*Exercise prompt*
Restate the entries below exactly. Images are not part of the copy.

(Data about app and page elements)
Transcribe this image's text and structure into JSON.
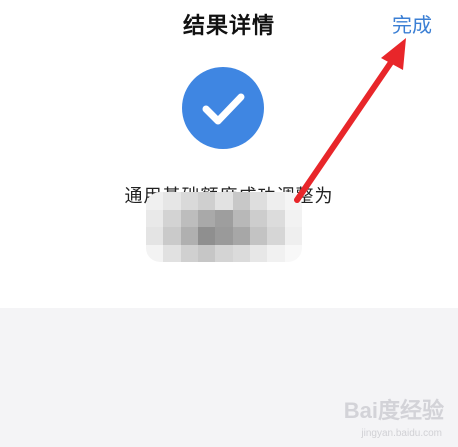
{
  "header": {
    "title": "结果详情",
    "done_label": "完成"
  },
  "result": {
    "message": "通用基础额度成功调整为",
    "amount_visible": "000"
  },
  "colors": {
    "accent": "#3b7fd4",
    "check_circle": "#3f86e2",
    "annotation_arrow": "#e8262a"
  },
  "watermark": {
    "main": "Bai度经验",
    "sub": "jingyan.baidu.com"
  }
}
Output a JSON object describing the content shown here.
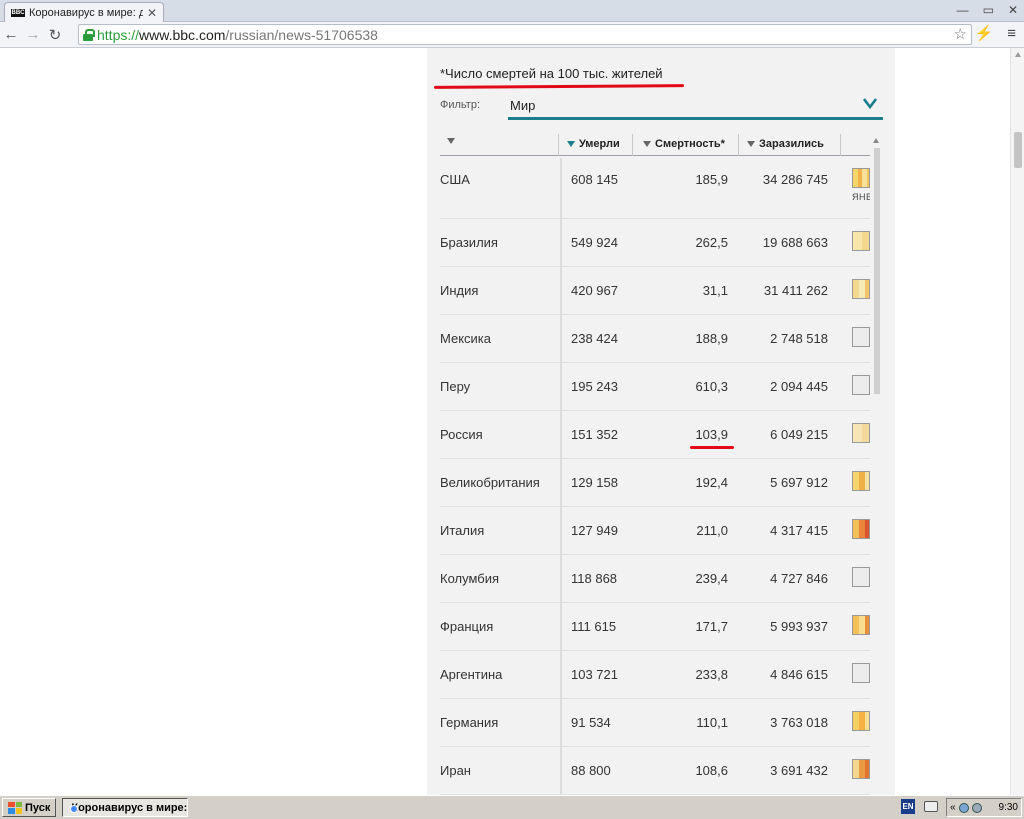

*Exercise solution*
Transcribe this image's text and structure into JSON.
{
  "header": {
    "title": "结果详情",
    "done_label": "完成"
  },
  "result": {
    "message": "通用基础额度成功调整为",
    "amount_visible": "000"
  },
  "colors": {
    "accent": "#3b7fd4",
    "check_circle": "#3f86e2",
    "annotation_arrow": "#e8262a"
  },
  "watermark": {
    "main": "Bai度经验",
    "sub": "jingyan.baidu.com"
  }
}
Output a JSON object describing the content shown here.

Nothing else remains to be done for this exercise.